Why does Paul emphasize so strongly the work of the elders? Consider Ephesians 4:11–16. The church is to be built up to the unity of the faith and of the knowledge of the Son of God, to a perfect man, to the measure of the stature of the fullness of Christ! God has chosen that work to be done, at least in part, through the office of the elder. That is why we read in Acts 14:23 and Titus 1:5, that elders were appointed in every city.
Is it all becoming clear now? As those unsettling and disturbing images of the seven seals, the seven trumpets, and the seven bowls increase in horror, how shall the church be prepared but through the ministry of elders who have faithfully shepherded the flock to the Good Shepherd, Jesus Christ?!
God has not left us without instruction. He has not left us without the pattern. He has given the office of elder to the church for the purpose of teaching and instructing the flock, directing the sheep always to their Shepherd who laid down His life for them.

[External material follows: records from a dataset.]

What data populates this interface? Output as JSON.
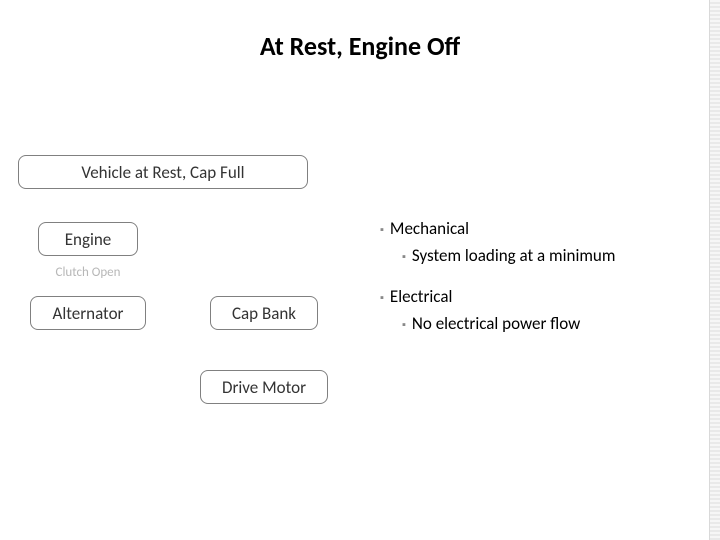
{
  "title": "At Rest, Engine Off",
  "nodes": {
    "vehicle": "Vehicle at Rest, Cap Full",
    "engine": "Engine",
    "clutch": "Clutch Open",
    "alternator": "Alternator",
    "capbank": "Cap Bank",
    "drivemotor": "Drive Motor"
  },
  "bullets": {
    "mech_h": "Mechanical",
    "mech_1": "System loading at a minimum",
    "elec_h": "Electrical",
    "elec_1": "No electrical power flow"
  }
}
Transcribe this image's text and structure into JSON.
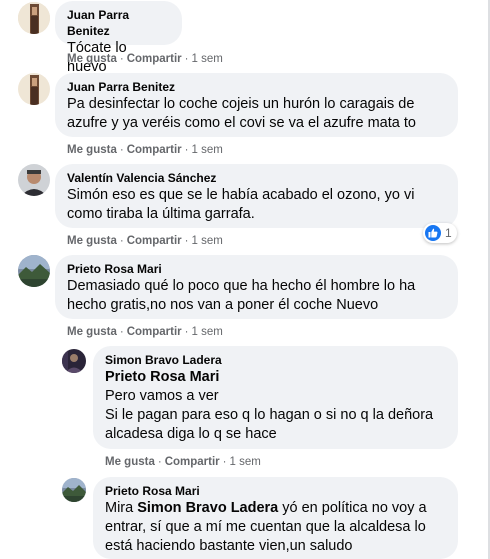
{
  "comments": [
    {
      "author": "Juan Parra Benitez",
      "text": "Tócate lo huevo",
      "like": "Me gusta",
      "reply": "Compartir",
      "time": "1 sem"
    },
    {
      "author": "Juan Parra Benitez",
      "text": "Pa desinfectar lo coche cojeis un hurón lo caragais de azufre y ya veréis como el covi se va el azufre mata to",
      "like": "Me gusta",
      "reply": "Compartir",
      "time": "1 sem"
    },
    {
      "author": "Valentín Valencia Sánchez",
      "text": "Simón eso es que se le había acabado el ozono, yo vi como tiraba la última garrafa.",
      "like": "Me gusta",
      "reply": "Compartir",
      "time": "1 sem",
      "reaction_count": "1"
    },
    {
      "author": "Prieto Rosa Mari",
      "text": "Demasiado qué lo poco que ha hecho él hombre lo ha hecho gratis,no nos van a poner él coche Nuevo",
      "like": "Me gusta",
      "reply": "Compartir",
      "time": "1 sem"
    }
  ],
  "replies": [
    {
      "author": "Simon Bravo Ladera",
      "mention": "Prieto Rosa Mari",
      "text": "Pero vamos a ver\nSi le pagan para eso q lo hagan o si no q la deñora alcadesa diga lo q se hace",
      "like": "Me gusta",
      "reply": "Compartir",
      "time": "1 sem"
    },
    {
      "author": "Prieto Rosa Mari",
      "prefix": "Mira ",
      "mention": "Simon Bravo Ladera",
      "text": " yó en política no voy a entrar, sí que a mí me cuentan que la alcaldesa lo está haciendo bastante vien,un saludo"
    }
  ],
  "separator": "·",
  "colors": {
    "bubble": "#f0f2f5",
    "meta": "#65676b",
    "like_blue": "#1877f2"
  }
}
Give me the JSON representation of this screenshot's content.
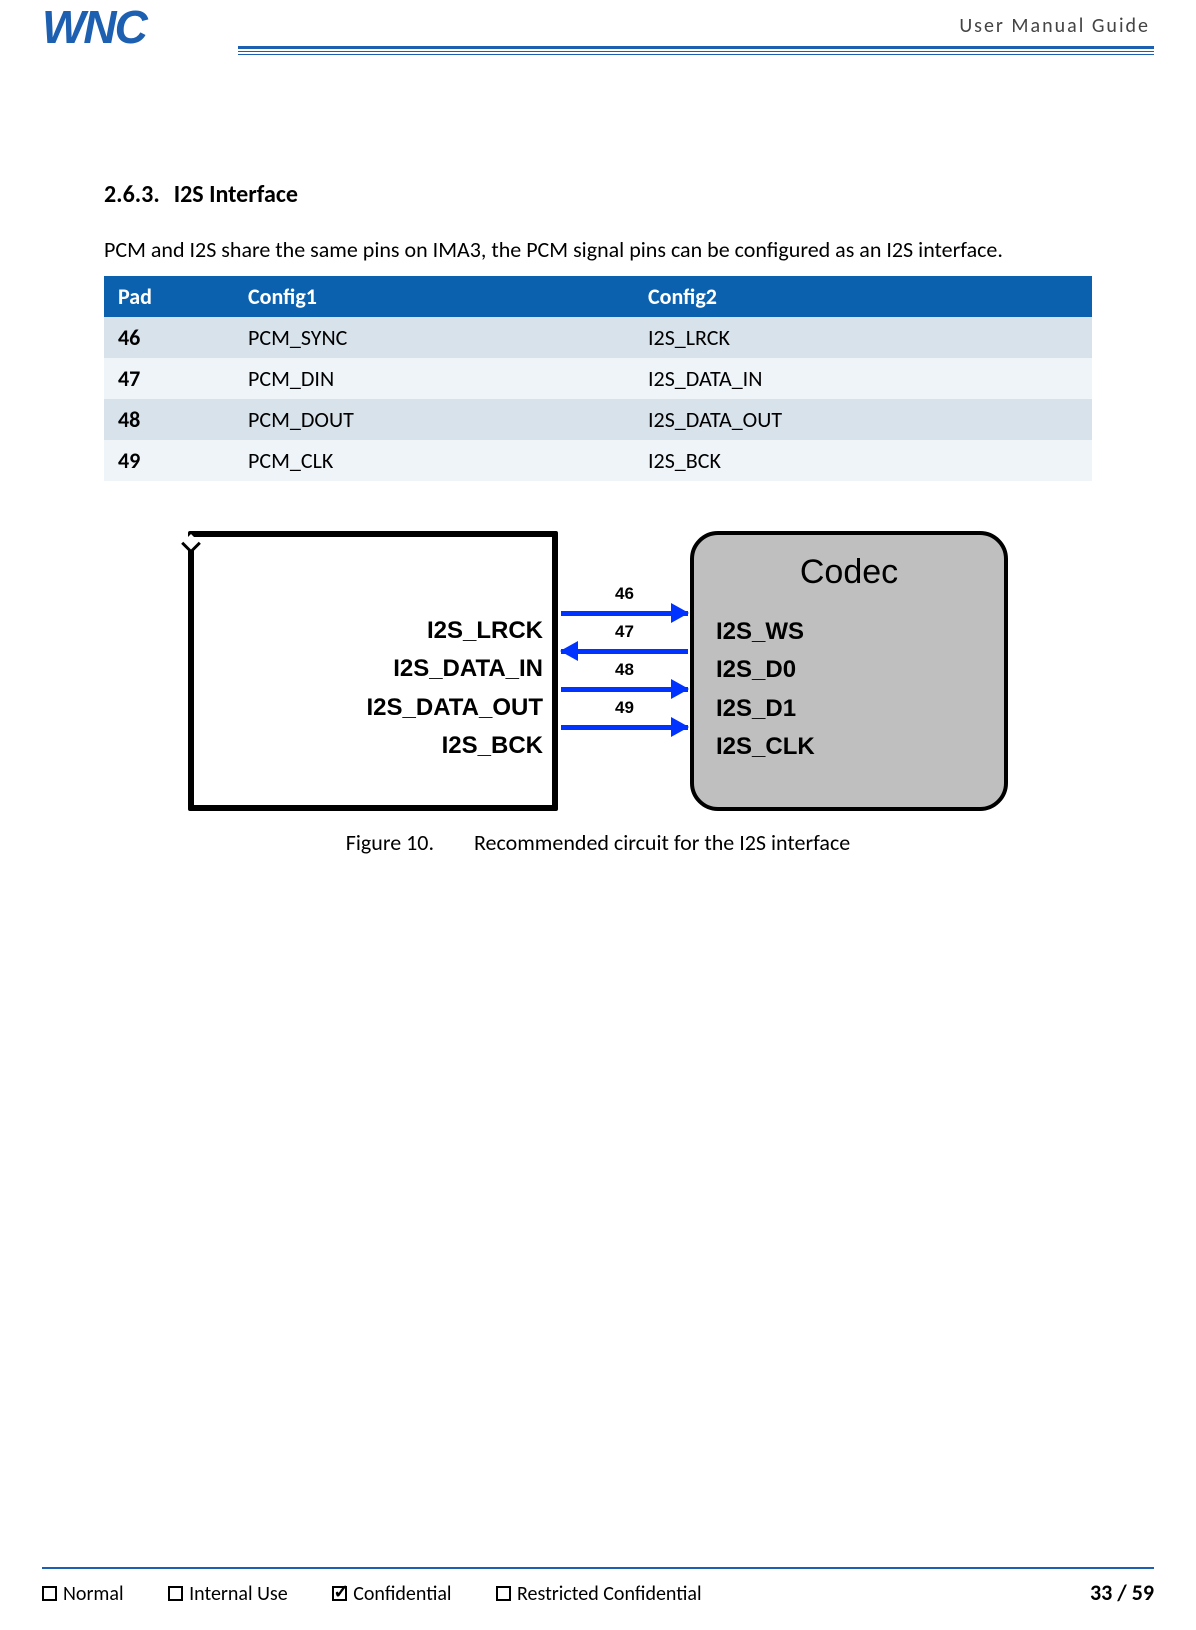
{
  "header": {
    "logo_text": "WNC",
    "title": "User  Manual  Guide"
  },
  "section": {
    "number": "2.6.3.",
    "title": "I2S Interface",
    "paragraph": "PCM and I2S share the same pins on IMA3, the PCM signal pins can be configured as an I2S interface."
  },
  "table": {
    "headers": [
      "Pad",
      "Config1",
      "Config2"
    ],
    "rows": [
      {
        "pad": "46",
        "c1": "PCM_SYNC",
        "c2": "I2S_LRCK"
      },
      {
        "pad": "47",
        "c1": "PCM_DIN",
        "c2": "I2S_DATA_IN"
      },
      {
        "pad": "48",
        "c1": "PCM_DOUT",
        "c2": "I2S_DATA_OUT"
      },
      {
        "pad": "49",
        "c1": "PCM_CLK",
        "c2": "I2S_BCK"
      }
    ]
  },
  "diagram": {
    "left_labels": [
      "I2S_LRCK",
      "I2S_DATA_IN",
      "I2S_DATA_OUT",
      "I2S_BCK"
    ],
    "right_title": "Codec",
    "right_labels": [
      "I2S_WS",
      "I2S_D0",
      "I2S_D1",
      "I2S_CLK"
    ],
    "wires": [
      {
        "pin": "46",
        "left": false,
        "right": true
      },
      {
        "pin": "47",
        "left": true,
        "right": false
      },
      {
        "pin": "48",
        "left": false,
        "right": true
      },
      {
        "pin": "49",
        "left": false,
        "right": true
      }
    ],
    "caption_num": "Figure 10.",
    "caption_text": "Recommended circuit for the I2S interface"
  },
  "footer": {
    "classifications": [
      {
        "label": "Normal",
        "checked": false
      },
      {
        "label": "Internal Use",
        "checked": false
      },
      {
        "label": "Confidential",
        "checked": true
      },
      {
        "label": "Restricted Confidential",
        "checked": false
      }
    ],
    "page_current": "33",
    "page_sep": " / ",
    "page_total": "59"
  }
}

“Little Bo Peep lost her sheep and didn’t know where to find them; today’s church has lost her shepherds, and doesn’t know where, how, or why to look. And what’s worse, she doesn’t even care.”
Do you care?! Then take the work of your elders seriously. Hold them accountable. Respect them. Honor them. Be submissive to them. “Obey those who rule over you, and be submissive, for they watch out for your souls, as those who must give account. Let them do so with joy and not with grief, for that would be unprofitable for you” (Hebrews 13:17).
Elders, do you care?! Then take your work seriously. You are held accountable by each other, but more importantly, by the Good Shepherd Himself.
May God grant us to see, in the office of the elders, not only the supremacy of Christ, but instruction in the things of Christ, until He comes again.
Rev. Brian Vos is the pastor of the Trinity United Reformed Church in Caledonia, Michigan.